If you only have a day to spare, i suggest you spend it traveling down 80 kilometers to the Terelj National Park to engage in cultural immersion visiting rock formations and spending time with a nomadic family. BUT if you only have half a day, your best bet is to watch a Mini Naadam in Chinggis Khaan Kuree Ger camp.
The Mongolian Naadam Festival has its own brand of pageantry as well as intense competitions. Boasting of the “3 sports of men”, Mongolia has succumbed to girl power and allowed women to also compete in Archery and Horse Racing but NOT IN WRESTLING. Our guide explained however that a female once outwrestled a man, prompting the “change in uniform” of the wrestlers.
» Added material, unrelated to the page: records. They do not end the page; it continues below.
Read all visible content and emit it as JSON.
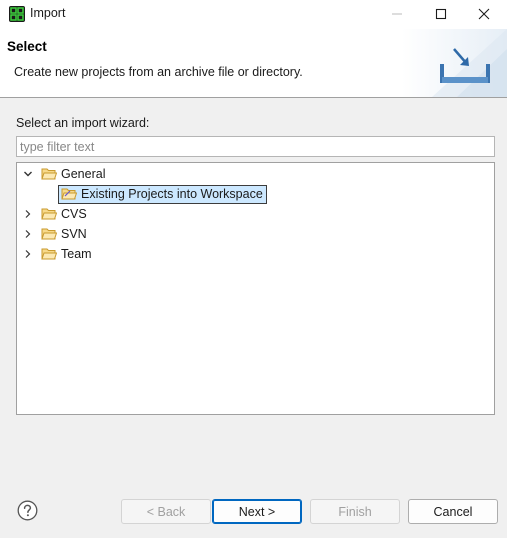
{
  "window": {
    "title": "Import",
    "app_icon": "eclipse-app-icon"
  },
  "banner": {
    "title": "Select",
    "description": "Create new projects from an archive file or directory.",
    "icon": "import-wizard-icon"
  },
  "wizard": {
    "label": "Select an import wizard:",
    "filter_placeholder": "type filter text",
    "filter_value": ""
  },
  "tree": [
    {
      "label": "General",
      "expanded": true,
      "level": 0
    },
    {
      "label": "Existing Projects into Workspace",
      "level": 1,
      "selected": true
    },
    {
      "label": "CVS",
      "expanded": false,
      "level": 0
    },
    {
      "label": "SVN",
      "expanded": false,
      "level": 0
    },
    {
      "label": "Team",
      "expanded": false,
      "level": 0
    }
  ],
  "buttons": {
    "back": "< Back",
    "next": "Next >",
    "finish": "Finish",
    "cancel": "Cancel"
  },
  "colors": {
    "selection": "#cce8ff",
    "folder": "#e8b84a",
    "default_button_border": "#0067c0",
    "banner_bg": "#ffffff",
    "dialog_bg": "#f0f0f0"
  }
}
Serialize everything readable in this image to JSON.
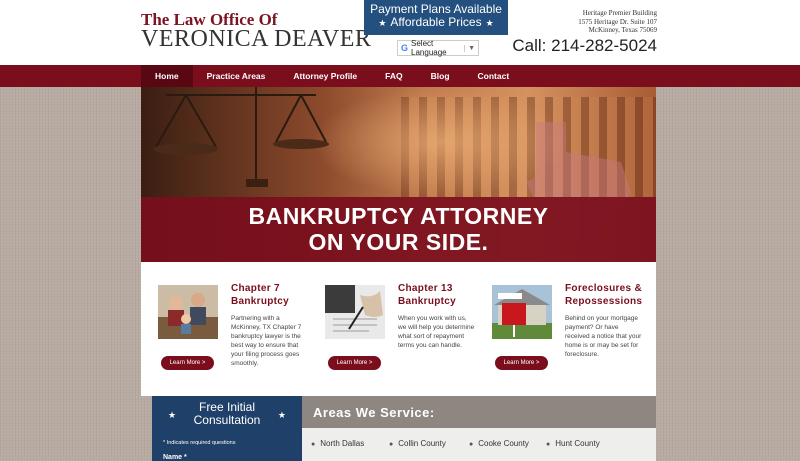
{
  "header": {
    "logo_line1": "The Law Office Of",
    "logo_line2": "VERONICA DEAVER",
    "promo_line1": "Payment Plans Available",
    "promo_line2": "Affordable Prices",
    "translate_label": "Select Language",
    "address_line1": "Heritage Premier Building",
    "address_line2": "1575 Heritage Dr. Suite 107",
    "address_line3": "McKinney, Texas 75069",
    "phone": "Call: 214-282-5024"
  },
  "nav": {
    "items": [
      "Home",
      "Practice Areas",
      "Attorney Profile",
      "FAQ",
      "Blog",
      "Contact"
    ],
    "active": "Home"
  },
  "hero": {
    "line1": "BANKRUPTCY ATTORNEY",
    "line2": "ON YOUR SIDE."
  },
  "features": [
    {
      "title1": "Chapter 7",
      "title2": "Bankruptcy",
      "desc": "Partnering with a McKinney, TX Chapter 7 bankruptcy lawyer is the best way to ensure that your filing process goes smoothly.",
      "button": "Learn More >"
    },
    {
      "title1": "Chapter 13",
      "title2": "Bankruptcy",
      "desc": "When you work with us, we will help you determine what sort of repayment terms you can handle.",
      "button": "Learn More >"
    },
    {
      "title1": "Foreclosures &",
      "title2": "Repossessions",
      "desc": "Behind on your mortgage payment? Or have received a notice that your home is or may be set for foreclosure.",
      "button": "Learn More >"
    }
  ],
  "consult": {
    "title1": "Free Initial",
    "title2": "Consultation",
    "note": "* Indicates required questions",
    "name_label": "Name *"
  },
  "areas": {
    "heading": "Areas We Service:",
    "items": [
      "North Dallas",
      "Collin County",
      "Cooke County",
      "Hunt County"
    ]
  },
  "colors": {
    "brand": "#7a0e1d",
    "navy": "#24507f",
    "band": "#8e8681"
  }
}
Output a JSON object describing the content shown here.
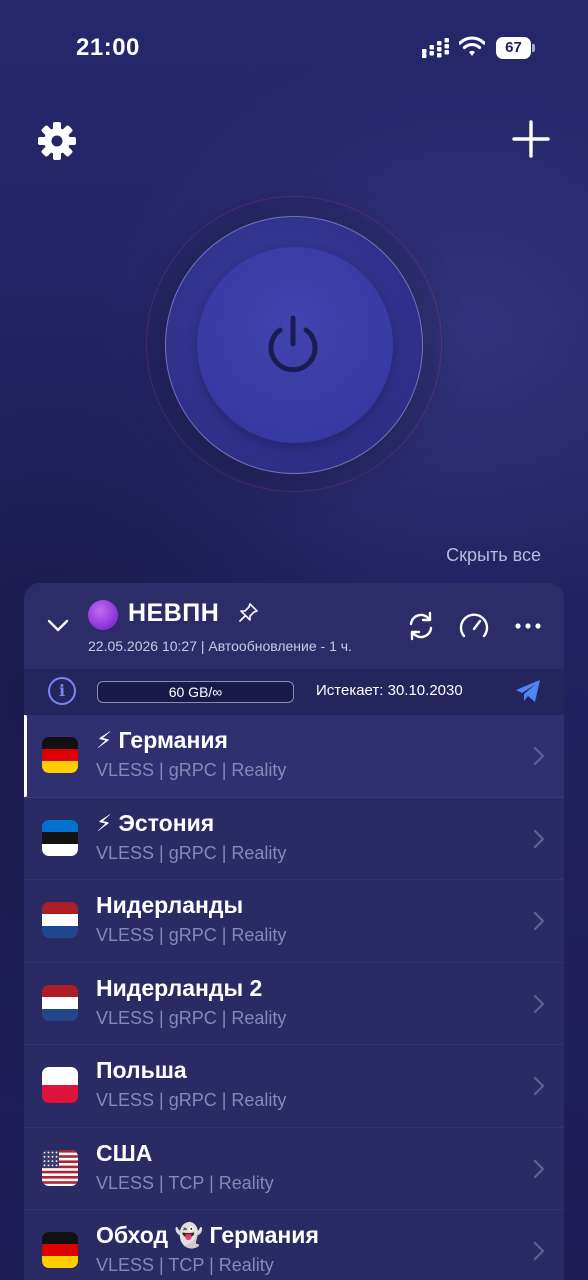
{
  "status_bar": {
    "time": "21:00",
    "battery": "67"
  },
  "hide_all_label": "Скрыть все",
  "subscription": {
    "emoji": "🟣",
    "name": "НЕВПН",
    "meta": "22.05.2026 10:27 | Автообновление - 1 ч.",
    "traffic": "60 GB/∞",
    "expires": "Истекает: 30.10.2030"
  },
  "servers": [
    {
      "name": "⚡ Германия",
      "protocol": "VLESS | gRPC | Reality",
      "flag": "de",
      "active": true
    },
    {
      "name": "⚡ Эстония",
      "protocol": "VLESS | gRPC | Reality",
      "flag": "ee",
      "active": false
    },
    {
      "name": "Нидерланды",
      "protocol": "VLESS | gRPC | Reality",
      "flag": "nl",
      "active": false
    },
    {
      "name": "Нидерланды 2",
      "protocol": "VLESS | gRPC | Reality",
      "flag": "nl",
      "active": false
    },
    {
      "name": "Польша",
      "protocol": "VLESS | gRPC | Reality",
      "flag": "pl",
      "active": false
    },
    {
      "name": "США",
      "protocol": "VLESS | TCP | Reality",
      "flag": "us",
      "active": false
    },
    {
      "name": "Обход 👻 Германия",
      "protocol": "VLESS | TCP | Reality",
      "flag": "de",
      "active": false
    }
  ],
  "colors": {
    "background": "#1f1e57",
    "card": "#2a2a64",
    "accent": "#7b84f0"
  }
}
The more revealing uniform has since deterred women from competing. Hmmmmmm. Not very good sports, ehh?
In ancient times, Naadam — which means games — was held during weddings. In time, the festival included impressive parades of mounted cavalry with the most macho men warming up in an “eagle dance” before a wrestling match. As touristy as it gets, the mini Naadam Fest in Chinggis Kuree Ger Camp was a cultural performance where men wrestlers display their physique on a chilly afternoon, children and young teens on their saddles — often without a helmet — racing across the grassy plains, and men and women shooting arrows at impossible targets.
In this Naadam, we were also herded into a couple of gers. Not the kind where real nomadic families live, but “fancy gers” with animal furs spread over the tent to keep you warm, “thrones” ornately designed to make you feel like royalty, and some of the best performers with a knack for freaking you out. I mean that as a COMPLIMENT!
The operatic renditions of Mongolian classics left me wondering how these Mongolians can sound like Russians when they speak, but sound so like their Chinese neighbors when they sing. Amazing. But it was my first to hear “throat singing”. No, yodel is different. Throat singing is in a class all its own. Listen to this clip. I’m sure I’d never explain it enough.
So soon after the “throat singing” we were treated to another cultural performance. It took awhile to “recover” from this last one. This lady contortionist nearly freaked me out. How in heaven’s name does she do that? After her performance, I noticed that she walked on tiptoes, like her feet bones won’t let her press her soles on the ground. I wonder if that hurts?
What an afternoon! Before gunpowder was invented, all battles were won by sheer guts, innate intellect, physical skills and muscle power. My idea of a Mongolian warrior is that of a Gengis Khan lookalike aiming with his arrow while riding a horse at full speed. Fierce!